What is expected: Reprint all records below exactly. No images.

Material provided:
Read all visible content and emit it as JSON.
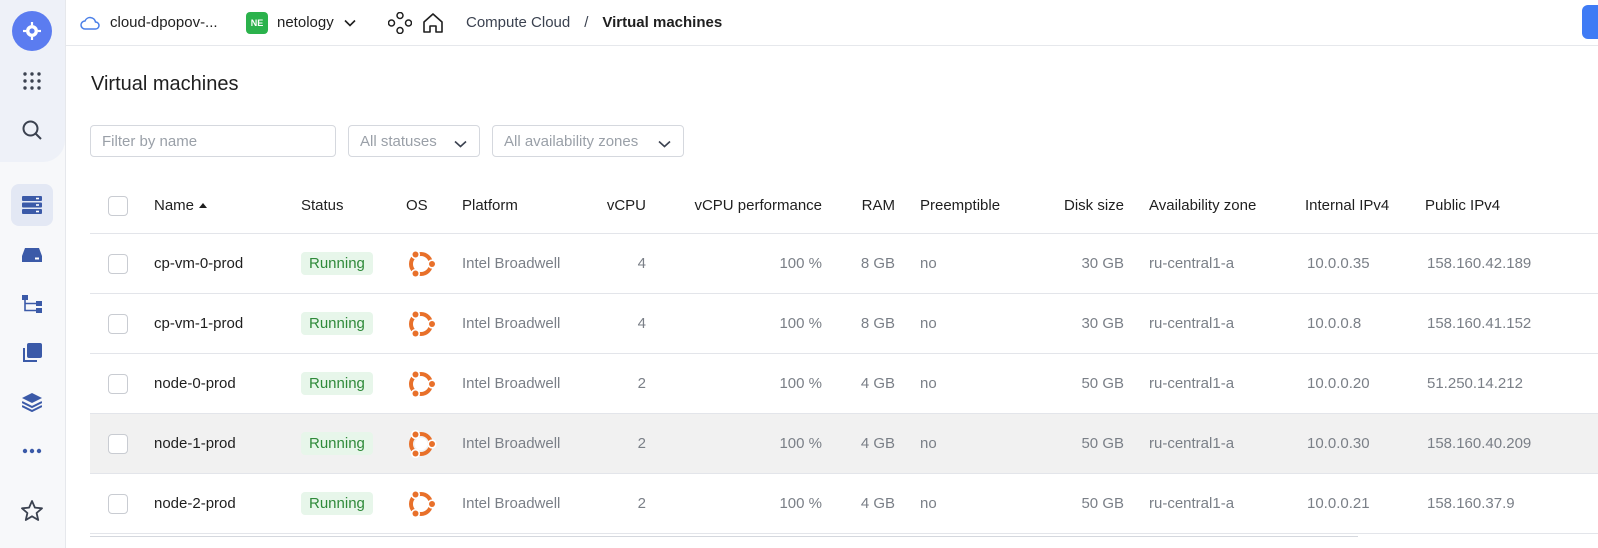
{
  "header": {
    "cloud_name": "cloud-dpopov-...",
    "folder_badge": "NE",
    "folder_name": "netology",
    "breadcrumb_service": "Compute Cloud",
    "breadcrumb_separator": "/",
    "breadcrumb_current": "Virtual machines"
  },
  "page": {
    "title": "Virtual machines"
  },
  "filters": {
    "name_placeholder": "Filter by name",
    "status_select": "All statuses",
    "zone_select": "All availability zones"
  },
  "table": {
    "columns": {
      "name": "Name",
      "status": "Status",
      "os": "OS",
      "platform": "Platform",
      "vcpu": "vCPU",
      "vcpu_perf": "vCPU performance",
      "ram": "RAM",
      "preemptible": "Preemptible",
      "disk": "Disk size",
      "zone": "Availability zone",
      "ipv4_internal": "Internal IPv4",
      "ipv4_public": "Public IPv4"
    },
    "rows": [
      {
        "name": "cp-vm-0-prod",
        "status": "Running",
        "platform": "Intel Broadwell",
        "vcpu": "4",
        "perf": "100 %",
        "ram": "8 GB",
        "preemptible": "no",
        "disk": "30 GB",
        "zone": "ru-central1-a",
        "internal": "10.0.0.35",
        "public": "158.160.42.189",
        "highlighted": false
      },
      {
        "name": "cp-vm-1-prod",
        "status": "Running",
        "platform": "Intel Broadwell",
        "vcpu": "4",
        "perf": "100 %",
        "ram": "8 GB",
        "preemptible": "no",
        "disk": "30 GB",
        "zone": "ru-central1-a",
        "internal": "10.0.0.8",
        "public": "158.160.41.152",
        "highlighted": false
      },
      {
        "name": "node-0-prod",
        "status": "Running",
        "platform": "Intel Broadwell",
        "vcpu": "2",
        "perf": "100 %",
        "ram": "4 GB",
        "preemptible": "no",
        "disk": "50 GB",
        "zone": "ru-central1-a",
        "internal": "10.0.0.20",
        "public": "51.250.14.212",
        "highlighted": false
      },
      {
        "name": "node-1-prod",
        "status": "Running",
        "platform": "Intel Broadwell",
        "vcpu": "2",
        "perf": "100 %",
        "ram": "4 GB",
        "preemptible": "no",
        "disk": "50 GB",
        "zone": "ru-central1-a",
        "internal": "10.0.0.30",
        "public": "158.160.40.209",
        "highlighted": true
      },
      {
        "name": "node-2-prod",
        "status": "Running",
        "platform": "Intel Broadwell",
        "vcpu": "2",
        "perf": "100 %",
        "ram": "4 GB",
        "preemptible": "no",
        "disk": "50 GB",
        "zone": "ru-central1-a",
        "internal": "10.0.0.21",
        "public": "158.160.37.9",
        "highlighted": false
      }
    ]
  },
  "icons": {
    "os": "ubuntu-icon",
    "os_color": "#e8702a",
    "status_running_color": "#2f8a3a",
    "accent": "#5b7cf0"
  }
}
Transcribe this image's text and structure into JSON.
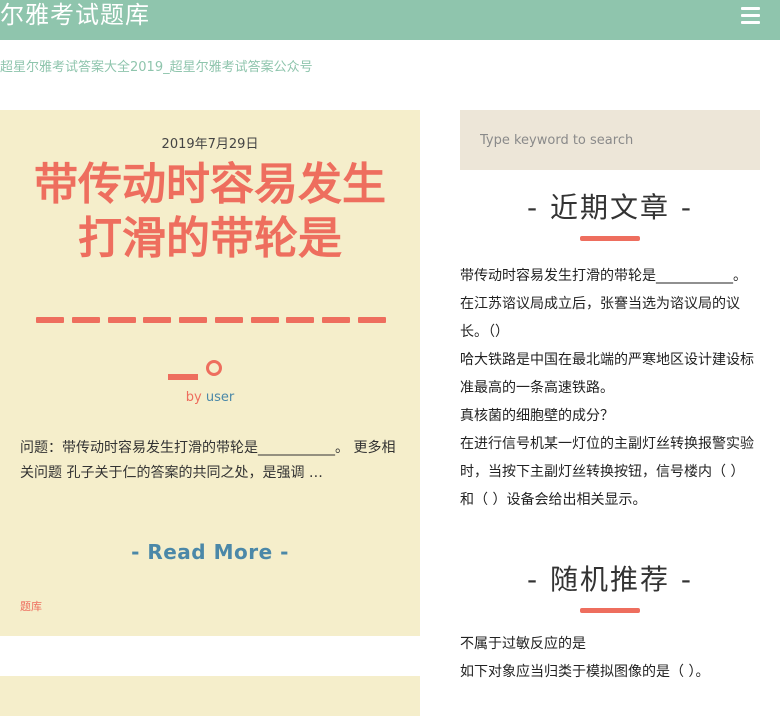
{
  "header": {
    "site_title": "尔雅考试题库",
    "menu_icon": "hamburger-menu-icon",
    "background": "#8fc5ad"
  },
  "site_description": "超星尔雅考试答案大全2019_超星尔雅考试答案公众号",
  "post": {
    "date": "2019年7月29日",
    "title": "带传动时容易发生打滑的带轮是",
    "by_label": "by",
    "author": "user",
    "excerpt": "问题：带传动时容易发生打滑的带轮是___________。 更多相关问题 孔子关于仁的答案的共同之处，是强调 …",
    "read_more": "- Read More -",
    "category": "题库"
  },
  "sidebar": {
    "search_placeholder": "Type keyword to search",
    "recent_title": "- 近期文章 -",
    "recent_posts": [
      "带传动时容易发生打滑的带轮是___________。",
      "在江苏谘议局成立后，张謇当选为谘议局的议长。（）",
      "哈大铁路是中国在最北端的严寒地区设计建设标准最高的一条高速铁路。",
      "真核菌的细胞壁的成分？",
      "在进行信号机某一灯位的主副灯丝转换报警实验时，当按下主副灯丝转换按钮，信号楼内（ ）和（ ）设备会给出相关显示。"
    ],
    "random_title": "- 随机推荐 -",
    "random_posts": [
      "不属于过敏反应的是",
      "如下对象应当归类于模拟图像的是（ ）。"
    ]
  },
  "colors": {
    "accent": "#ee6e5e",
    "link": "#4b88a8",
    "card": "#f5eecb",
    "search_bg": "#ede6d8"
  }
}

Written answer:
Read all visible content and emit it as JSON.
{
  "header": {
    "cloud_name": "cloud-dpopov-...",
    "folder_badge": "NE",
    "folder_name": "netology",
    "breadcrumb_service": "Compute Cloud",
    "breadcrumb_separator": "/",
    "breadcrumb_current": "Virtual machines"
  },
  "page": {
    "title": "Virtual machines"
  },
  "filters": {
    "name_placeholder": "Filter by name",
    "status_select": "All statuses",
    "zone_select": "All availability zones"
  },
  "table": {
    "columns": {
      "name": "Name",
      "status": "Status",
      "os": "OS",
      "platform": "Platform",
      "vcpu": "vCPU",
      "vcpu_perf": "vCPU performance",
      "ram": "RAM",
      "preemptible": "Preemptible",
      "disk": "Disk size",
      "zone": "Availability zone",
      "ipv4_internal": "Internal IPv4",
      "ipv4_public": "Public IPv4"
    },
    "rows": [
      {
        "name": "cp-vm-0-prod",
        "status": "Running",
        "platform": "Intel Broadwell",
        "vcpu": "4",
        "perf": "100 %",
        "ram": "8 GB",
        "preemptible": "no",
        "disk": "30 GB",
        "zone": "ru-central1-a",
        "internal": "10.0.0.35",
        "public": "158.160.42.189",
        "highlighted": false
      },
      {
        "name": "cp-vm-1-prod",
        "status": "Running",
        "platform": "Intel Broadwell",
        "vcpu": "4",
        "perf": "100 %",
        "ram": "8 GB",
        "preemptible": "no",
        "disk": "30 GB",
        "zone": "ru-central1-a",
        "internal": "10.0.0.8",
        "public": "158.160.41.152",
        "highlighted": false
      },
      {
        "name": "node-0-prod",
        "status": "Running",
        "platform": "Intel Broadwell",
        "vcpu": "2",
        "perf": "100 %",
        "ram": "4 GB",
        "preemptible": "no",
        "disk": "50 GB",
        "zone": "ru-central1-a",
        "internal": "10.0.0.20",
        "public": "51.250.14.212",
        "highlighted": false
      },
      {
        "name": "node-1-prod",
        "status": "Running",
        "platform": "Intel Broadwell",
        "vcpu": "2",
        "perf": "100 %",
        "ram": "4 GB",
        "preemptible": "no",
        "disk": "50 GB",
        "zone": "ru-central1-a",
        "internal": "10.0.0.30",
        "public": "158.160.40.209",
        "highlighted": true
      },
      {
        "name": "node-2-prod",
        "status": "Running",
        "platform": "Intel Broadwell",
        "vcpu": "2",
        "perf": "100 %",
        "ram": "4 GB",
        "preemptible": "no",
        "disk": "50 GB",
        "zone": "ru-central1-a",
        "internal": "10.0.0.21",
        "public": "158.160.37.9",
        "highlighted": false
      }
    ]
  },
  "icons": {
    "os": "ubuntu-icon",
    "os_color": "#e8702a",
    "status_running_color": "#2f8a3a",
    "accent": "#5b7cf0"
  }
}
Transcribe this image's text and structure into JSON.
{
  "header": {
    "site_title": "尔雅考试题库",
    "menu_icon": "hamburger-menu-icon",
    "background": "#8fc5ad"
  },
  "site_description": "超星尔雅考试答案大全2019_超星尔雅考试答案公众号",
  "post": {
    "date": "2019年7月29日",
    "title": "带传动时容易发生打滑的带轮是",
    "by_label": "by",
    "author": "user",
    "excerpt": "问题：带传动时容易发生打滑的带轮是___________。 更多相关问题 孔子关于仁的答案的共同之处，是强调 …",
    "read_more": "- Read More -",
    "category": "题库"
  },
  "sidebar": {
    "search_placeholder": "Type keyword to search",
    "recent_title": "- 近期文章 -",
    "recent_posts": [
      "带传动时容易发生打滑的带轮是___________。",
      "在江苏谘议局成立后，张謇当选为谘议局的议长。（）",
      "哈大铁路是中国在最北端的严寒地区设计建设标准最高的一条高速铁路。",
      "真核菌的细胞壁的成分？",
      "在进行信号机某一灯位的主副灯丝转换报警实验时，当按下主副灯丝转换按钮，信号楼内（ ）和（ ）设备会给出相关显示。"
    ],
    "random_title": "- 随机推荐 -",
    "random_posts": [
      "不属于过敏反应的是",
      "如下对象应当归类于模拟图像的是（ ）。"
    ]
  },
  "colors": {
    "accent": "#ee6e5e",
    "link": "#4b88a8",
    "card": "#f5eecb",
    "search_bg": "#ede6d8"
  }
}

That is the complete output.